Waterfalls, Geysers and Tectonic Plates
There are thousands of waterfalls in Iceland, and it’s hard to take a hike without seeing one, but there are some that you shouldn’t miss on a trip. Many tourists drive the Golden Circle, a 155-mile route that traverses Thingvellir National Park, The Geysir Geothermal Area, and a can’t-miss waterfall, Gullfoss, which literally translates into “Golden Falls.” This two-tiered fall comes from the Langjökull glacier before pouring 105 feet down into a crevasse.
While you’re driving the Golden Circle take in the Stokker Geysir which erupts every 5-10 minutes and explore the opening between the tectonic plates of Europe and North America, called the Mid-Atlantic Ridge, in Thingvellir National Park. Another waterfall worth traveling to is Goðafoss, the “waterfall of the gods.” This horseshoe-shaped fall is beautiful but also supposedly the site where Iceland officially converted to Christianity,
eschewing the Norse gods. The photogenic Skogafoss and Seljalandsfoss, which you can walk behind, are along the south coast and well worth visiting.
There are so many cool things to do in Iceland that one trip may not cover everything.
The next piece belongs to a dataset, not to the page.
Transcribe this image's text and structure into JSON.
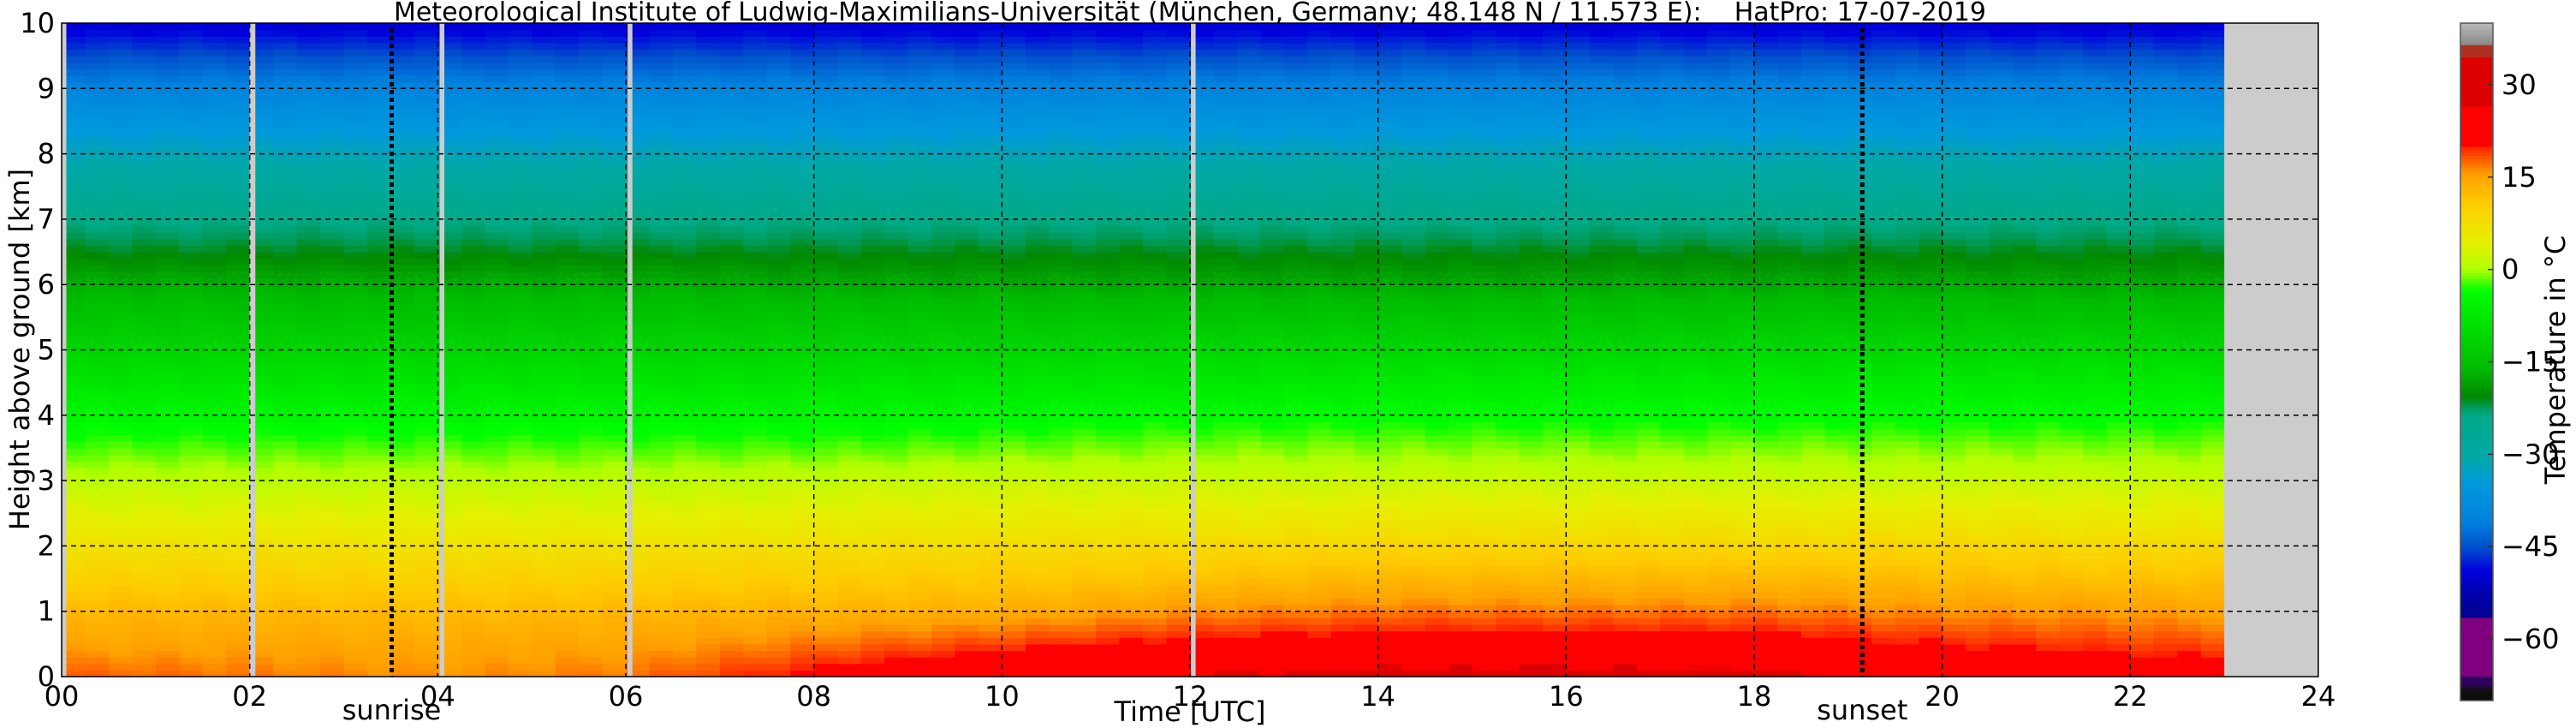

There are Viking culture museums and experiences, the rock formations in the Highlands, the fuming lava fields of Leirhnjukur, or the charming coast of the Westfjords. Whatever you choose to do while you’re there, Iceland is truly a vacation that you’ll never forget.
Tips for your trip:
- Most everyone speaks English, so it’s not necessary to learn Icelandic, but knowing a few Icelandic words makes the trip more interesting and navigation a bit easier.
- It’s important to book your travel in advance. Tours, rental cars, and hotels may be scarce and more expensive if you wait.
- You can pay for pretty much everything with a credit or debit card, there is no need to bring lots of cash.
- Be prepared for all kinds of weather: the temps in summer average 55 F and the winter drops down to an average of 36 F.
- Road trips are the best trips, so rent a car and go explore!